PIP Implants and Responsibility

http://www.guardian.co.uk/commentisfree/2012/jan/11/breast-implant-private-health-regulation-nhs?INTCMP=SRCH

As we have all seen, or read, in the news there is somewhat of a controversy about PIP breast implants which use industrial grade silicon gel, that is not suitable for humans, which nevertheless has been approved and used. Now a private company which provides NHS services has used this product to a greater extent than anyone else and now seeks to blame the government for approving it. I think this is a good opportunity to discuss repsonsibility within the context of regulated products.

I find it hard to be convinced that the government should be blamed for a private company’s decision to use these products, despite them being approved.

Firstly, while governmental approval is all well and good it is not perfect and a correct decision made at one time can be found to be incorrect upon new evidence. How a government responds to this change is important and they should be held accountable. But at the time the decision was made it is hard to see where the government went wrong. And if they did not then why should they be held liable for the cost? This seems particularly true when the organisation is a private profit driven company, rather than the NHS. In the case of the NHS the government can easily step in, and should be responsible because they NHS decision to use this product could be subject to review.

The case is much more difficult with a private company, which while relying on the approval, did not have to use that product at all. It was entirely their decision and in accordance with a ‘free’ market they should be responsible for their conduct. Of course they could rely on governmental approval to protect themselves from compensation or other actions, but they should not be able to us it to offload the cost of replacement. The reason for this, I think, is that they have a duty to their patients/customers and if a product is found to be faulty they have obligations to remedy the matter. They can sue the manufacturers if they wish, but the patients are their responsibility.

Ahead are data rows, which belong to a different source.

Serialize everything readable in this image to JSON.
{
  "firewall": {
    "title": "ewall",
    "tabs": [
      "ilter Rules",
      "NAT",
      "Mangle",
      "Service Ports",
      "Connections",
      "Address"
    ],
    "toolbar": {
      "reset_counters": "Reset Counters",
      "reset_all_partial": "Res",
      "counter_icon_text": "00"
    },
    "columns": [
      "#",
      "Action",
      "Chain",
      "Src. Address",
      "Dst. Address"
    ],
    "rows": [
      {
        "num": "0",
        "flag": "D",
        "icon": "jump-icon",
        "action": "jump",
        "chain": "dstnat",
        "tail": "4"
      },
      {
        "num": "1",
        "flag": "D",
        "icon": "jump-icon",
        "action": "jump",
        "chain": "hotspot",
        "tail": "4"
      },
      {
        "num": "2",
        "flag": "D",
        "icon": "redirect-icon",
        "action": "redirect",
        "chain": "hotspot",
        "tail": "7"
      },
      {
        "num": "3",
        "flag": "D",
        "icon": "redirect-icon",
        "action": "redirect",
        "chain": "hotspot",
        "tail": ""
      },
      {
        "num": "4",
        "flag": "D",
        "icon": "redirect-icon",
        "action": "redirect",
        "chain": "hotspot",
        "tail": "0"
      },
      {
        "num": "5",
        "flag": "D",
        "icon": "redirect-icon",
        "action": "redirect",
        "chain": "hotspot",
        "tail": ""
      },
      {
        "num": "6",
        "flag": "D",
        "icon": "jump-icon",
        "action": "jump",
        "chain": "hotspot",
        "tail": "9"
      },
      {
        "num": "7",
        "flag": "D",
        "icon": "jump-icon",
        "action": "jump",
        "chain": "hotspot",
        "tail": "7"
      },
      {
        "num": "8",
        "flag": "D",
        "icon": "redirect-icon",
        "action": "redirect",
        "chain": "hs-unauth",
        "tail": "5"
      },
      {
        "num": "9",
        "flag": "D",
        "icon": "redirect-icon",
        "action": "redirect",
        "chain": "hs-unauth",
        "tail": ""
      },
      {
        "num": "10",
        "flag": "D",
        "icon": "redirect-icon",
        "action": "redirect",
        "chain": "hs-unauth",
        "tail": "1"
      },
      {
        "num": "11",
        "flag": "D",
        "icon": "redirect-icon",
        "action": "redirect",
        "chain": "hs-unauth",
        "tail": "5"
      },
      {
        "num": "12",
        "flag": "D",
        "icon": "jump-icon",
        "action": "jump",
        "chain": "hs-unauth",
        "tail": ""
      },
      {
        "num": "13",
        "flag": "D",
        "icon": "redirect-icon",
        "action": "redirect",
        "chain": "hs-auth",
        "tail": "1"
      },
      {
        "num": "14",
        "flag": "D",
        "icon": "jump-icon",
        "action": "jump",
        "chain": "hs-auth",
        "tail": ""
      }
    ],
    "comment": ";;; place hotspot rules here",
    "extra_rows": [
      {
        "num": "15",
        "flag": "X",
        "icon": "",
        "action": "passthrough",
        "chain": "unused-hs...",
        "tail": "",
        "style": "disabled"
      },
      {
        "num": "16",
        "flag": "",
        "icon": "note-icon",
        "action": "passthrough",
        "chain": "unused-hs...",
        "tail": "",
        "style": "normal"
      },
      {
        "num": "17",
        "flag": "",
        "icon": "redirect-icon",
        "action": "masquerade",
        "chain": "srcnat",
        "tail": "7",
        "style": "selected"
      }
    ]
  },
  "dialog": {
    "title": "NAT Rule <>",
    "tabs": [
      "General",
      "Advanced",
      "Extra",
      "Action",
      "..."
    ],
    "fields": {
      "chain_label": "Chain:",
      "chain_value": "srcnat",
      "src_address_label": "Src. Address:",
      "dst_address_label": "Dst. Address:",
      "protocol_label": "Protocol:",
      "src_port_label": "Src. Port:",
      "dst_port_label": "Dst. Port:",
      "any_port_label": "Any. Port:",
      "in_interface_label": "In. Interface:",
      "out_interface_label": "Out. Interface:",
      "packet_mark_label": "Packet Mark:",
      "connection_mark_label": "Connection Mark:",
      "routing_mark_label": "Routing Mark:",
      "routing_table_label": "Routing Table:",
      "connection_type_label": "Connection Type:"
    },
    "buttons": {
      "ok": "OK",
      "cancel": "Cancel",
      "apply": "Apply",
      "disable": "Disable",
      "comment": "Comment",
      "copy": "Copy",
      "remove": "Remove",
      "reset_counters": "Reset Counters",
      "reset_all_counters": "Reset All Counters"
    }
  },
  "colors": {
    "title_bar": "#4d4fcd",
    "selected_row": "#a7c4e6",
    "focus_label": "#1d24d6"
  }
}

Additionally Richard Horton in the article linked above, argues that this will be a continuing feature of privatisation of the NHS.

Thought’s anyone?